Kudos, California: Smart Awareness on Hot Car Risks
As a new resident of California, one of my first duties was to get a driver's license. This required passing a written knowledge test, which I have not had to do for a very long time!
The good news is that I passed and now have a new permit. And the experience was positive in getting me to focus on the state's traffic safety laws and overall safe driving practices.
Even better news during the test preparation was seeing the attention that the California DMV pays to the issue of children being left alone in vehicles, particularly hot cars.
As child safety advocates, we all know that there are far too many preventable deaths each year from children who are left in hot cars by caregivers or gain access to a vehicle and are unable to get themselves out. As I write this, there have been 23 heatstroke deaths so far this year, compared to 24 for all of 2015. At least 684 have died this way since record keeping began 18 years ago.
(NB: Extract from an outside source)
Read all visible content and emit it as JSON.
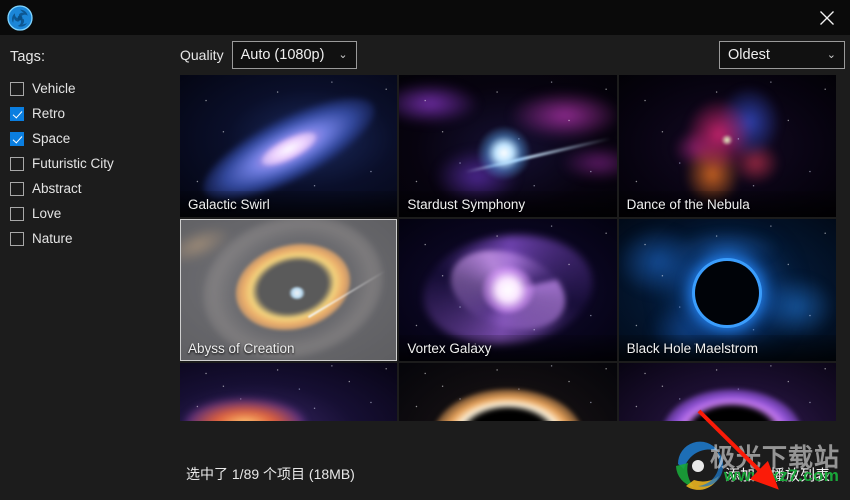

The vast majority of these deaths are children three years of age or younger.
In studying the California Driver Handbook to prepare for the test, it was good to see sections on the following:
- Leaving an unattended child in motor vehicles: "It is never a good idea to leave a child unattended in a vehicle. It is illegal to leave a child six years or younger unattended in a motor vehicle."
- Hot weather risks: "... it is dangerous and deadly to leave children and/or animals in a hot vehicle ... The temperature inside a vehicle can rise approximately 40-50 degrees higher than the outside temperature ... If it's too hot for you, it's too hot for children and pets.”
Then, the actual test included a question on this subject, further highlighting the importance of the message.
Fortunately, the SKW policy team is researching how many other states educate new drivers on this risk and plans to encourage the appropriate agencies in states which do not do so to use the opportunity of the licensing process to further educate motorists about hot car dangers. Safe Kids got the idea to do this from a citizen who suggested it in an e mail message (Thank you, Alan Bundy, for the great idea).
There are many ways to remind motorists about important child safety practices. Taking advantage of as many of them as possible -- including the licensing process -- can help save young lives.
Steve O’Toole is a member of Safe Kids’ Board of Directors and worked for more than three decades at General Motors where his focus was on safety. He is the proud father of two daughters and grandfather of two boys, 4 and 9.
Check the latest data on child heatstroke tragedies at noheatstroke.org, Department of Meteorology & Climate Science, San Jose State University, Jan Null, CCM